Jul 9, 2014 3:06 PM by News Staff
The FDA announced in June that it was investigating the possible risks of spray sunscreen and as a result Consumer Reports is advising that spray sunscreens not be used on or near children until the study is completed.
The FDA investigation is studying the possibility that people might accidentally breathe in the ingredients, a risk that's greatest in children, who-as any parent knows-are more likely to squirm around when they're being sprayed.
Consumer Reports offers the following tips for applying sunscreens:
-Don't use sprays on children unless you have no other product available. In that case, spray the sunscreen onto your hands and rub it on. As with all sunscreens, be especially careful to avoid putting it on your eyes and mouth.

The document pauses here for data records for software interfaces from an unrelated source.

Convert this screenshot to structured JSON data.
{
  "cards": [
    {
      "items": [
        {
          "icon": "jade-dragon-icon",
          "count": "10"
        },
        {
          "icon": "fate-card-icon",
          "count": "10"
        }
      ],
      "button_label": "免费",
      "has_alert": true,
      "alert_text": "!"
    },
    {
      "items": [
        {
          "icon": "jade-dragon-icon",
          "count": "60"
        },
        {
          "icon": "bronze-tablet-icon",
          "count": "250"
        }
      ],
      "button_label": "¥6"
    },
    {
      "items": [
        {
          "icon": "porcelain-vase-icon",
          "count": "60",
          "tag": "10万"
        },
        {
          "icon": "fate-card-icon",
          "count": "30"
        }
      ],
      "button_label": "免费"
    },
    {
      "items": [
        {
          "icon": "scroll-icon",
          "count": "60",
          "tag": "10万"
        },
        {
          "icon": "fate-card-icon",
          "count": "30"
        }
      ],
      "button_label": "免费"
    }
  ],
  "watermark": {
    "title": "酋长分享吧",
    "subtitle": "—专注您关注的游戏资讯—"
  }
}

-Adults can still use sprays, but be sure not to spray your face. Spray the sunscreen on your hands, then rub it on your face.
-Make sure you apply enough sunscreen. Spray sunscreens can make it difficult to determine if you've applied enough sunscreen, especially when its windy. Consumer Reports recommends you spray as much as can be applied and then repeating, just to be safe.
2 days ago